With Toronto still months away from opening its first planned safe injection sites, a group of drug harm reduction workers opened an unofficial “pop-up” overdose prevention site over the weekend.

Workers from the Toronto Harm Reduction Alliance pitched a large tent in Moss Park in the city’s downtown, declaring it a temporary -- though unsanctioned -- overdose prevention site.

The tent is stocked with as many as 140 naloxone kits to revive anyone who experiences an overdose from narcotics such as heroin or fentanyl.

The tents were set up without the approval of police or the federal government, but the site’s workers say with injection drug users dying in Toronto every week, something needed to be done.

“When you have 12 people who die over the course of five days, that is a public health emergency,” Zoe Dodd of the Toronto Harm Reduction Alliance told reporters.

Dodd says they already had a visitor who overdosed in the tent on Monday night.
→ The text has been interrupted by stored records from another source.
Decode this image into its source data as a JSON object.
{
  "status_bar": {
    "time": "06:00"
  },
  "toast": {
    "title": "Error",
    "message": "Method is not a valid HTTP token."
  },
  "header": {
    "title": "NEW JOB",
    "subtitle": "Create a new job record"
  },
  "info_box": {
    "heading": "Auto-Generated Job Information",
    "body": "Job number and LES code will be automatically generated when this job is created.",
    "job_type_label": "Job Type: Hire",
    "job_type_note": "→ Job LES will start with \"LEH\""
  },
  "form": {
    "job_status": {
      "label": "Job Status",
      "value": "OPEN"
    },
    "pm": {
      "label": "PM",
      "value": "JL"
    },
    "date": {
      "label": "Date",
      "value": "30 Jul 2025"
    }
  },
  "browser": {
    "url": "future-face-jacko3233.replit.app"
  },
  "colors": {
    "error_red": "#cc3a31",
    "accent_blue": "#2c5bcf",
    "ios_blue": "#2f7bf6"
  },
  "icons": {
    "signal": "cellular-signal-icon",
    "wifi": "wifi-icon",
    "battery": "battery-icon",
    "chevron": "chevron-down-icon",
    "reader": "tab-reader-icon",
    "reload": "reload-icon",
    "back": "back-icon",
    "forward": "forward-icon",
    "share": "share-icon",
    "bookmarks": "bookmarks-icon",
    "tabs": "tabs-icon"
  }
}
If the tent hadn’t been there, the man may not have survived, she said.

“We’ve been telling city officials and anyone who would listen that we’re in a crisis that has been escalating since last year.”

Marilou Gagnon, an associate professor at the school of nursing at the University of Ottawa, says the sites are technically “overdose prevention sites” because their sole goal is to intervene when overdoses occur.
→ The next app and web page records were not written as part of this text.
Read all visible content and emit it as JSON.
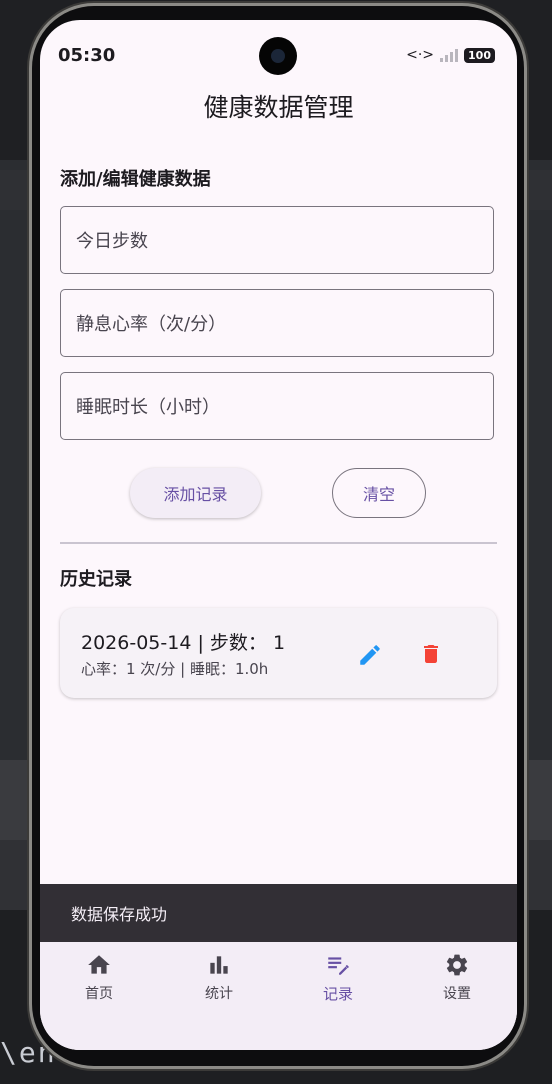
{
  "background": {
    "path_text": "\\entry"
  },
  "status_bar": {
    "time": "05:30",
    "battery": "100"
  },
  "app": {
    "title": "健康数据管理"
  },
  "form": {
    "section_title": "添加/编辑健康数据",
    "steps_placeholder": "今日步数",
    "heart_rate_placeholder": "静息心率（次/分）",
    "sleep_placeholder": "睡眠时长（小时）",
    "add_button": "添加记录",
    "clear_button": "清空"
  },
  "history": {
    "section_title": "历史记录",
    "records": [
      {
        "line1": "2026-05-14 | 步数：  1",
        "line2": "心率：1 次/分 | 睡眠：1.0h"
      }
    ]
  },
  "snackbar": {
    "message": "数据保存成功"
  },
  "bottom_nav": {
    "items": [
      {
        "label": "首页",
        "icon": "home-icon",
        "active": false
      },
      {
        "label": "统计",
        "icon": "bar-chart-icon",
        "active": false
      },
      {
        "label": "记录",
        "icon": "edit-list-icon",
        "active": true
      },
      {
        "label": "设置",
        "icon": "gear-icon",
        "active": false
      }
    ]
  },
  "colors": {
    "accent": "#6750a4",
    "edit_blue": "#2196f3",
    "delete_red": "#f44336",
    "screen_bg": "#fdf7fc"
  }
}
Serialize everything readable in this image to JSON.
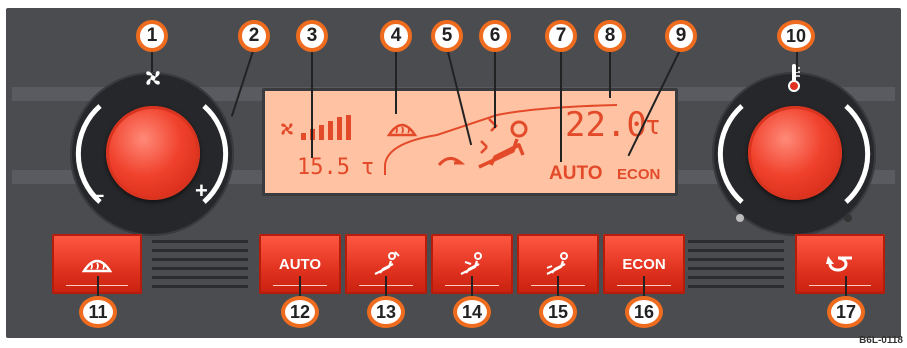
{
  "callouts": [
    "1",
    "2",
    "3",
    "4",
    "5",
    "6",
    "7",
    "8",
    "9",
    "10",
    "11",
    "12",
    "13",
    "14",
    "15",
    "16",
    "17"
  ],
  "lcd": {
    "inner_temp": "15.5",
    "inner_unit": "τ",
    "set_temp": "22.0",
    "set_unit": "τ",
    "auto": "AUTO",
    "econ": "ECON"
  },
  "left_knob": {
    "minus": "–",
    "plus": "+"
  },
  "buttons": {
    "auto": "AUTO",
    "econ": "ECON"
  },
  "image_code": "B6L-0118",
  "colors": {
    "panel": "#4b4c50",
    "button_red": "#e0321f",
    "lcd_bg": "#ffc3a3",
    "lcd_text": "#e34a2a",
    "callout_ring": "#ef6c1f"
  },
  "icons": {
    "fan": "fan-icon",
    "temperature": "thermometer-icon",
    "windshield": "windshield-defrost-icon",
    "recirc": "recirculation-icon",
    "seat": "seat-airflow-icon"
  }
}
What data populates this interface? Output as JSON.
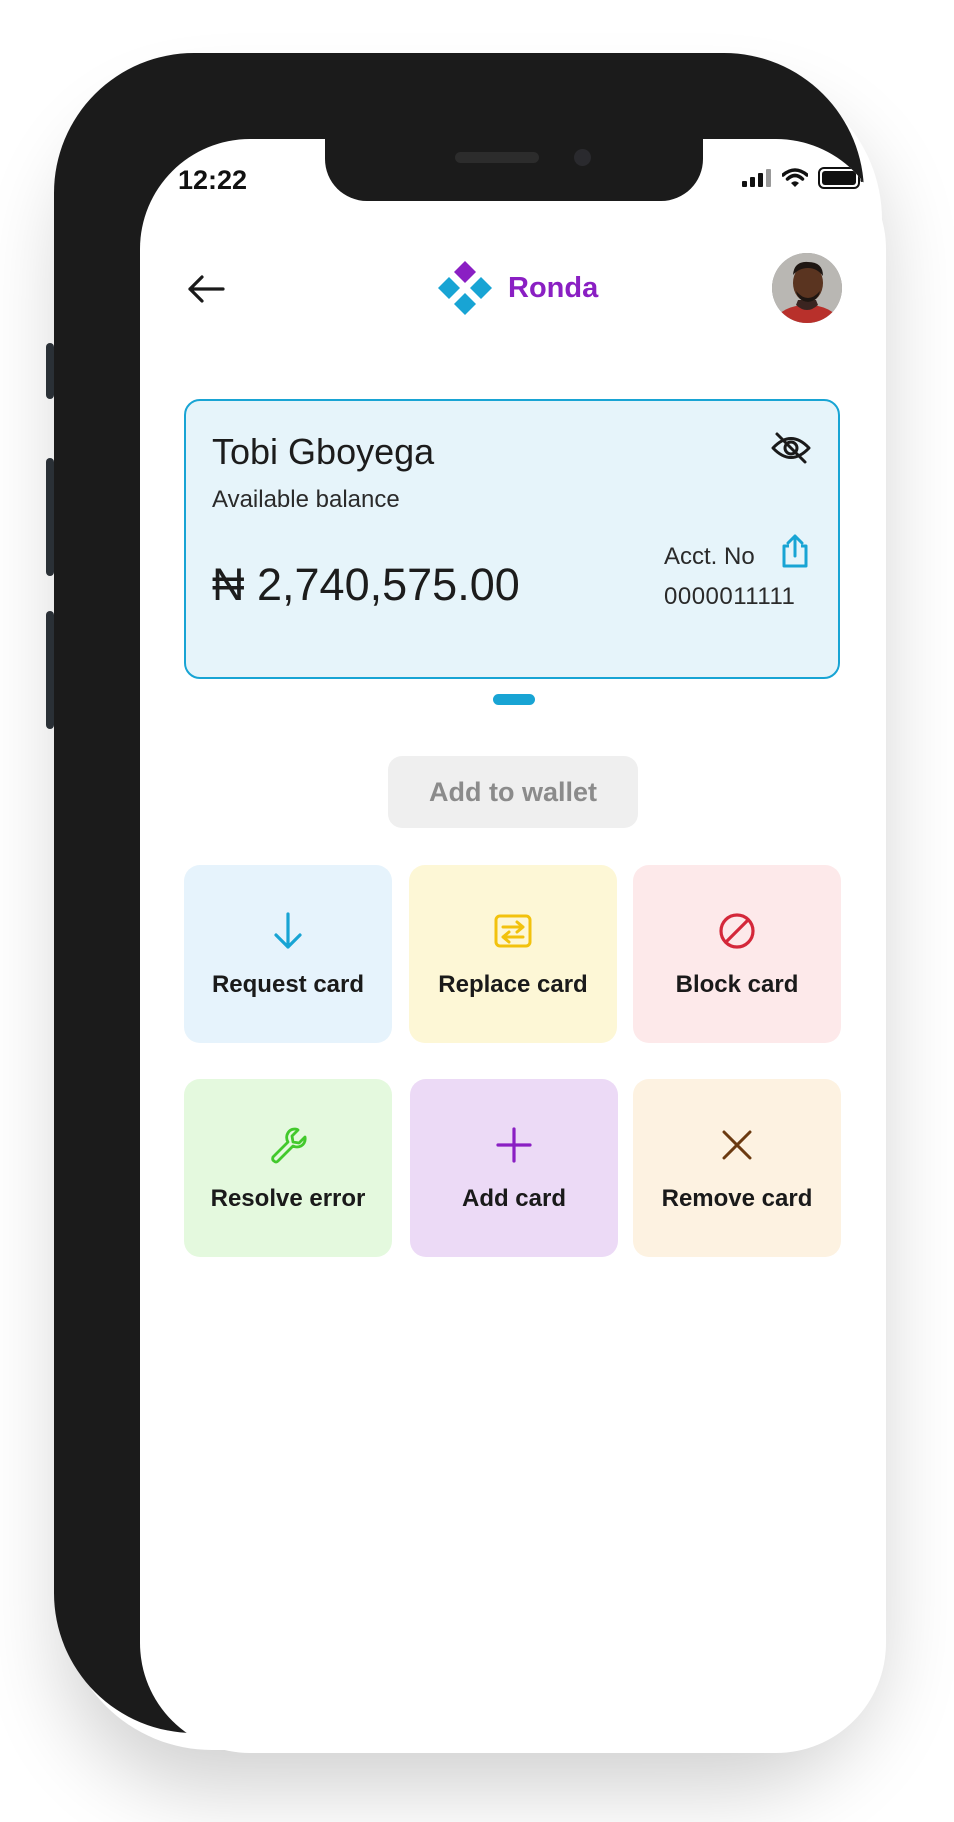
{
  "status_bar": {
    "time": "12:22"
  },
  "header": {
    "brand_name": "Ronda",
    "logo_colors": [
      "#8a1fc3",
      "#18a4d4",
      "#18a4d4",
      "#18a4d4"
    ]
  },
  "account_card": {
    "holder_name": "Tobi Gboyega",
    "balance_label": "Available balance",
    "balance_amount": "₦ 2,740,575.00",
    "account_label": "Acct. No",
    "account_number": "0000011111",
    "accent_color": "#18a4d4"
  },
  "wallet_button": {
    "label": "Add to wallet"
  },
  "actions": [
    {
      "label": "Request card",
      "icon": "arrow-down-icon",
      "bg": "#e6f3fc",
      "color": "#18a4d4"
    },
    {
      "label": "Replace card",
      "icon": "swap-icon",
      "bg": "#fdf7d6",
      "color": "#f2c20d"
    },
    {
      "label": "Block card",
      "icon": "block-icon",
      "bg": "#fde9ea",
      "color": "#d4283a"
    },
    {
      "label": "Resolve error",
      "icon": "wrench-icon",
      "bg": "#e4f9de",
      "color": "#42c92c"
    },
    {
      "label": "Add card",
      "icon": "plus-icon",
      "bg": "#ecdaf6",
      "color": "#8a1fc3"
    },
    {
      "label": "Remove card",
      "icon": "close-icon",
      "bg": "#fdf2e1",
      "color": "#6b3a10"
    }
  ]
}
Supervised injection sites, like the inSite clinic in Vancouver’s Downtown Eastside, on the other hand, are different in that they have full-time staff who offer comprehensive care to drug users, including addictions counselling and HIV-prevention programs.

Gagnon says in British Columbia, there are now 14 overdose prevention sites, and research shows they save lives.

“For example, the Victoria overdose prevention site has seen 26,000 visits and 310 overdoses, with no deaths,” she told CTV News Channel from Montreal.

Gagnon volunteered at one of these B.C. sites over a weekend last November and saw how well they work with her own eyes, reaching people who might otherwise have nowhere else to go.

“Some of these people won’t go to a supervised injection site for various reasons,” she said.

“It’s just very effective, low-cost, and the bottom line is we are saving lives with these sites.”

Earlier this month, Toronto announced it was hoping to speed up the opening of three safe injection sites it aims to open this fall.

In the interim, Toronto Public Health is following the pop-up tent organizers’ lead and opening their own temporary injection site within the next few days.

“Whether it’s interim or it’s permanent in nature, it will provide a location where drug use can occur in a supervised fashion, thereby minimizing any risk, or as much risk as we can,” Toronto Medical Officer of Health Dr. Eileen de Villa said.

On Monday, Coun. Joe Cressy, a member of Toronto's board of health, said the city is working to partially open at least one of the three sites by the end of this week.

Not everyone is on board with the new injection sites, however. Toronto Coun. Giorgio Mammoliti expressed concern that the facilities will attract drug users to the city.

“We’re telling them that it’s legitimized,” Mammoliti said. “We’re telling them they don’t have to worry about being arrested.”

Despite some opposition, Dodd said the problem can’t be ignored.

“We’ve been telling city officials and anyone who would listen that we’re in a crisis that has been escalating since last year.”

From 2004 to 2015, there has been a 73 per cent increase in overdose deaths in Toronto. In this year alone, 326 people have visited emergency rooms in the city due to substance abuse.

With a report from CTV Toronto’s Miranda Anthistle